WASHINGTON — Reenergized by fundraising numbers that augur a two-man race with Mitt Romney for the GOP presidential nomination, Gov. Rick Perry will spend the weekend connecting with Christian conservatives here and early primary voters in Iowa. But he’s got a dark cloud looming on the horizon: two high-stakes presidential debates where he’ll have to vastly improve his performance — and find some semblance of an offense — to break Romney’s stronghold.
“He’s been given second life with respect to his fundraising numbers,” said Ford O’Connell, a Republican strategist and former campaign adviser to the McCain-Palin ticket. “A lot of would-be donors are willing to give to Rick Perry if he can just improve his debate performance.”
The D.C. and Iowa trips will wrap up a week that got off to a nasty start: On Sunday, his campaign woke to news reports that the West Texas land Perry’s family leased to hunt was once known by a racial slur.
But things improved dramatically: On Tuesday, New Jersey Gov. Chris Christie, a popular hold-out in the already crowded Republican field, announced he wasn’t entering the race. Not long after, former Alaska Gov. Sarah Palin followed suit. And on Wednesday, Perry released fundraising totals that showed he’d raked in an impressive $17 million in his first seven weeks as a candidate, compared to Romney’s $18 million over three months. In a primary season where fundraising totals are often a greater determiner of lasting power than poll numbers, the news bolstered Perry’s supporters, who have watched him fall behind Romney, and even Herman Cain, in polls in recent weeks.
“The fundraising ends that conversation,” Republican political consultant Matt Mackowiak said. “Perry and Romney are the only two that can fully fund the early primary states, that can really establish national organizations, that can prepare for Super Tuesday.”
But with the key Sept. 30 fundraising deadline behind him, political observers say Perry now has no excuse not to up his game in upcoming Republican debates. In recent performances, he has fallen prey to attacks on his stance on in-state tuition for illegal immigrants and his 2007 order making the HPV vaccine mandatory for young girls. And he has stumbled mightily, once offering a mostly nonsensical answer about Romney's penchant for changing policy positions when he clearly intended to be on the offensive.
O’Connell said in Tuesday’s Bloomberg/Washington Post debate in New Hampshire — a state whose primary Perry is unlikely to win — Perry must have a great night, and vastly improve his performance. But the following week’s GOP debate in Las Vegas is even more crucial, O’Connell said, because the early caucus state of Nevada is still largely up for grabs.

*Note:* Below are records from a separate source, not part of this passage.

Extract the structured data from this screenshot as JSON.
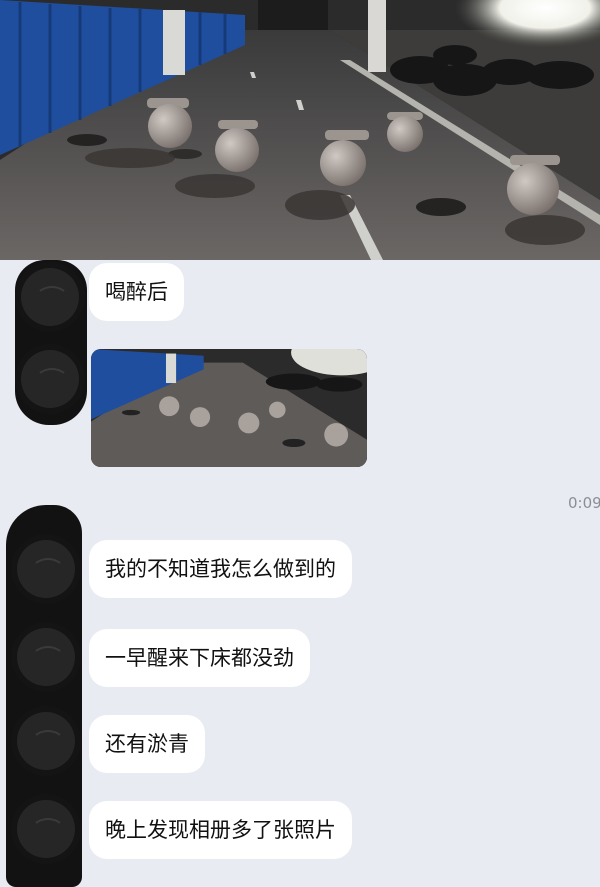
{
  "chat": {
    "timestamp": "0:09",
    "messages": [
      {
        "type": "text",
        "text": "喝醉后"
      },
      {
        "type": "image",
        "image_name": "street-bollards-photo"
      },
      {
        "type": "text",
        "text": "我的不知道我怎么做到的"
      },
      {
        "type": "text",
        "text": "一早醒来下床都没劲"
      },
      {
        "type": "text",
        "text": "还有淤青"
      },
      {
        "type": "text",
        "text": "晚上发现相册多了张照片"
      }
    ]
  },
  "colors": {
    "chat_background": "#e9ebf3",
    "bubble": "#ffffff",
    "censor_mark": "#121212",
    "fence_blue": "#1f4e9e"
  }
}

“Herman Cain is not going to win the nomination,” O’Connell said. Perry “has to win over those Herman Cain supporters. And the best way to do that is with strong debate performances and better messaging.”
Mackowiak said Perry’s recent debate performances, coupled with Cain’s win in the Florida Straw Poll, unsettled some GOP voters, who started scanning the field for new candidates. But he said this week's developments move the campaign squarely into “Phase 2” — where the Republican field is firmly established, and it’s a Perry-Romney race.
Now, he said, Perry needs to do two things that have evaded him thus far: Move from playing defense to playing offense, and from listing broad ideas to offering specifics.
“He’s done a very good job advertising what works in Texas,” Mackowiak said. “He hasn’t had time to be very specific about what he believes needs to happen.”
But don’t expect Perry’s opponents to give him that luxury. Trailing far down in the polls, Tea Party favorites like Michele Bachmann and Rick Santorum get their best airtime in the debates, platforms they’ve used to try to chip away at Perry’s conservative credentials.
“The gate is still open for Rick Perry,” O’Connell said, “but he’s got to get moving.”